"We have to stay in Seattle a while longer. Your dad's conference got cancelled today, so they have to reschedule all of the other conferences, and move the locations for some reason. You know how they can get sometimes."

"Okay, mom."

"Don't forget there's lasagna in the fridge."

"Okay, mom." I tapped my fingers on the counter.

"Oh, and-"

"Okay. Mom. Stop."

"Bye, sweetie."

"Bye." The phone clicked lightly on contact with the reciever. Before moving away, I inspected the bandage I had fastened onto my forearm. It appeared that the red spot had stopped spreading. That was fast, I mused.

The silence of the house became overwhelming with the new knowledge that my parents were going to be hundreds of miles away for a couple more days than originally thought. Thankfully, the floors were creaky and provided and illusion of others walking around in different parts of the house.

The kitchen, designed completely against the wishes of the builders, probably did not fit building code. Every section of the house had a floor plan that looked like it had been drawn by a drunken gorilla, but the kitchen took that to another level. The oven sat precariouly in the wall between the kitchen and the living room, the back poking out just above the couch on the other side, and the refridgerator gazing at it lustfully from across the room. A shapeless center island kept the two from getting too close, but the center island had its own love life with the stove top, which resided on its head, sleeping happily underneath incandesant hanging lights with no covers. I liked to think of the lights as lazy spiders, hanging from the ceiling and hoping something will get caught on the thread, but lacking the the proper work ethic to build a proper web. Perhaps they were more like silk worms.

Mom's lasagna may have existed at one point, but if it ever had, it no longer did. I had the option of an orange or cereal for dinner. The cereal was easier to find, the only hint of an existing orange being a faint smell wafting out of a drawer that appeared full of lettuce.

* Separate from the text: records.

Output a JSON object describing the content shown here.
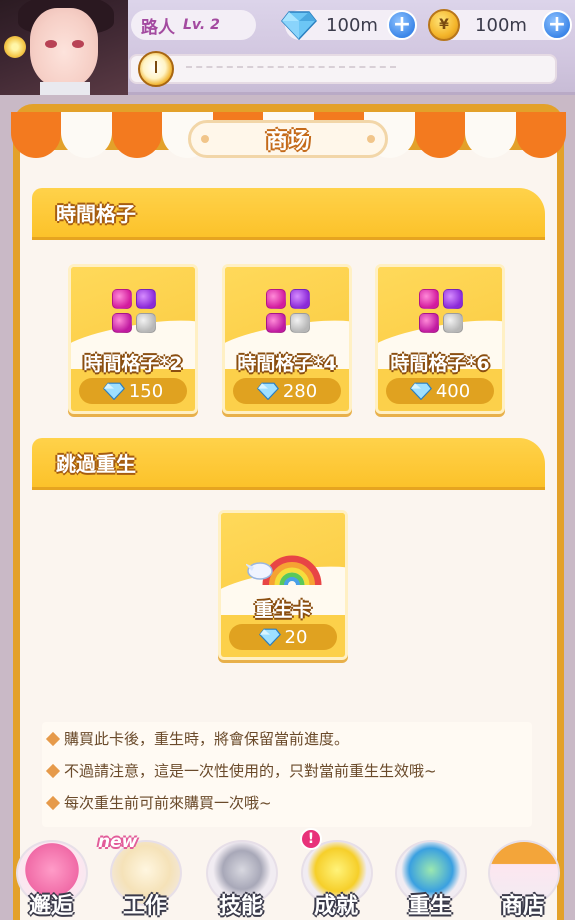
{
  "header": {
    "player_name": "路人",
    "level": "Lv. 2",
    "gems": "100m",
    "coins": "100m"
  },
  "shop": {
    "title": "商场",
    "sections": [
      {
        "title": "時間格子",
        "items": [
          {
            "name": "時間格子*2",
            "price": "150"
          },
          {
            "name": "時間格子*4",
            "price": "280"
          },
          {
            "name": "時間格子*6",
            "price": "400"
          }
        ]
      },
      {
        "title": "跳過重生",
        "items": [
          {
            "name": "重生卡",
            "price": "20"
          }
        ]
      }
    ],
    "notes": [
      "購買此卡後，重生時，將會保留當前進度。",
      "不過請注意，這是一次性使用的，只對當前重生生效哦~",
      "每次重生前可前來購買一次哦~"
    ]
  },
  "nav": {
    "items": [
      {
        "label": "邂逅",
        "icon": "hearts-icon"
      },
      {
        "label": "工作",
        "icon": "notepad-icon",
        "tag": "new"
      },
      {
        "label": "技能",
        "icon": "microphone-icon"
      },
      {
        "label": "成就",
        "icon": "star-icon",
        "alert": "!"
      },
      {
        "label": "重生",
        "icon": "refresh-icon"
      },
      {
        "label": "商店",
        "icon": "shop-icon"
      }
    ]
  },
  "colors": {
    "awning_orange": "#f37a1f",
    "section_yellow": "#fcc22a",
    "card_yellow": "#fcd04a",
    "price_pill": "#e0a220",
    "plus_blue": "#3c86e8",
    "name_purple": "#a34aa0"
  }
}
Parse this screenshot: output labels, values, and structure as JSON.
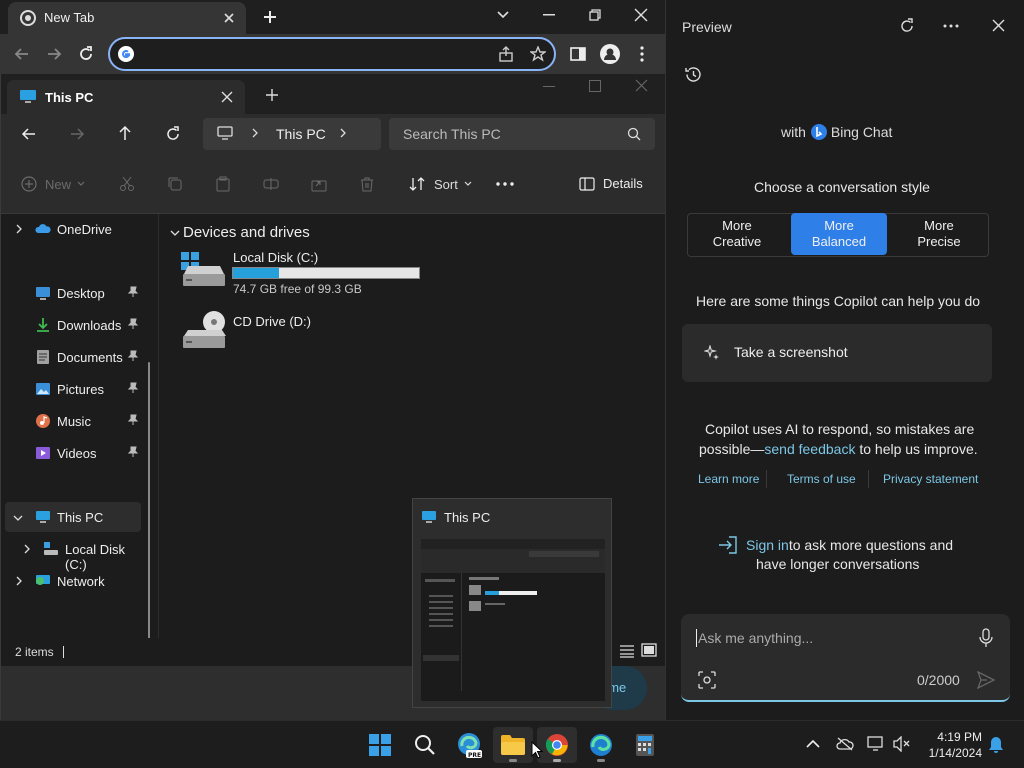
{
  "chrome": {
    "tab_title": "New Tab",
    "omnibox_value": ""
  },
  "explorer": {
    "tab_title": "This PC",
    "breadcrumb": "This PC",
    "search_placeholder": "Search This PC",
    "cmd": {
      "new_label": "New",
      "sort_label": "Sort",
      "details_label": "Details"
    },
    "sidebar": {
      "onedrive": "OneDrive",
      "quick": [
        {
          "label": "Desktop",
          "icon": "desktop-icon",
          "color": "#3a8fd8"
        },
        {
          "label": "Downloads",
          "icon": "downloads-icon",
          "color": "#3fb950"
        },
        {
          "label": "Documents",
          "icon": "documents-icon",
          "color": "#a0a0a0"
        },
        {
          "label": "Pictures",
          "icon": "pictures-icon",
          "color": "#3a8fd8"
        },
        {
          "label": "Music",
          "icon": "music-icon",
          "color": "#e0704a"
        },
        {
          "label": "Videos",
          "icon": "videos-icon",
          "color": "#8a5ad8"
        }
      ],
      "this_pc": "This PC",
      "local_disk": "Local Disk (C:)",
      "network": "Network"
    },
    "main": {
      "group_header": "Devices and drives",
      "drives": [
        {
          "name": "Local Disk (C:)",
          "free_text": "74.7 GB free of 99.3 GB",
          "used_fraction": 0.248
        },
        {
          "name": "CD Drive (D:)"
        }
      ]
    },
    "status": "2 items"
  },
  "thumbnail": {
    "title": "This PC"
  },
  "copilot": {
    "header_title": "Preview",
    "with_label": "with",
    "bing_label": "Bing Chat",
    "style_heading": "Choose a conversation style",
    "styles": [
      {
        "line1": "More",
        "line2": "Creative"
      },
      {
        "line1": "More",
        "line2": "Balanced"
      },
      {
        "line1": "More",
        "line2": "Precise"
      }
    ],
    "help_heading": "Here are some things Copilot can help you do",
    "suggestion": "Take a screenshot",
    "disclaimer_1": "Copilot uses AI to respond, so mistakes are",
    "disclaimer_2a": "possible—",
    "disclaimer_link": "send feedback",
    "disclaimer_2b": " to help us improve.",
    "links": [
      "Learn more",
      "Terms of use",
      "Privacy statement"
    ],
    "signin_link": "Sign in",
    "signin_rest": " to ask more questions and",
    "signin_line2": "have longer conversations",
    "input_placeholder": "Ask me anything...",
    "char_count": "0/2000",
    "partial_button_text": "ome"
  },
  "taskbar": {
    "time": "4:19 PM",
    "date": "1/14/2024"
  },
  "colors": {
    "accent": "#0078d4",
    "balanced": "#2f7fe8",
    "link": "#7cc7e6",
    "disk_bar": "#26a0da"
  }
}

At some point in my life, it would become obvious to me that milk should not be shoved all the way to the back of the fridge, especially when it is the most commonly removed object in said fridge. For now, I reached back behind the mayonnaise, pickle relish, and unidentified salad dressing that may or may not have been years past its expiration date, and maneuvered the milk out through the varitable maze of fragile objects, just to see if I still could. The cereal cracked and hissed angrily, slowly dissolving into the milk. I picked up my bowl, wanting to move over to the actual table to eat instead of sitting at the counter "like a common bar hopper" as my mother would put it.

This simple action proved to be to much for me, as I dropped the bowl on the floor only moments after picking it up. I cursed loudly as my vision became cloudy. My knees wobbled, and I could just make out the phone, a couple feet away. An ambulance would never come though, as I puked and fell over, hitting my head on the counter and knocking myself out.

Some may take longer to actually absorb the energy from the perfects for the first time. As many as six days have been known to pass, and as few as a couple moments, but typically it will only take a few hours. It is important that one be supervised while the energy is absorbed, as it could prove fatal without magical assistance. Should you survive, you will be rather surprised when the process is finished.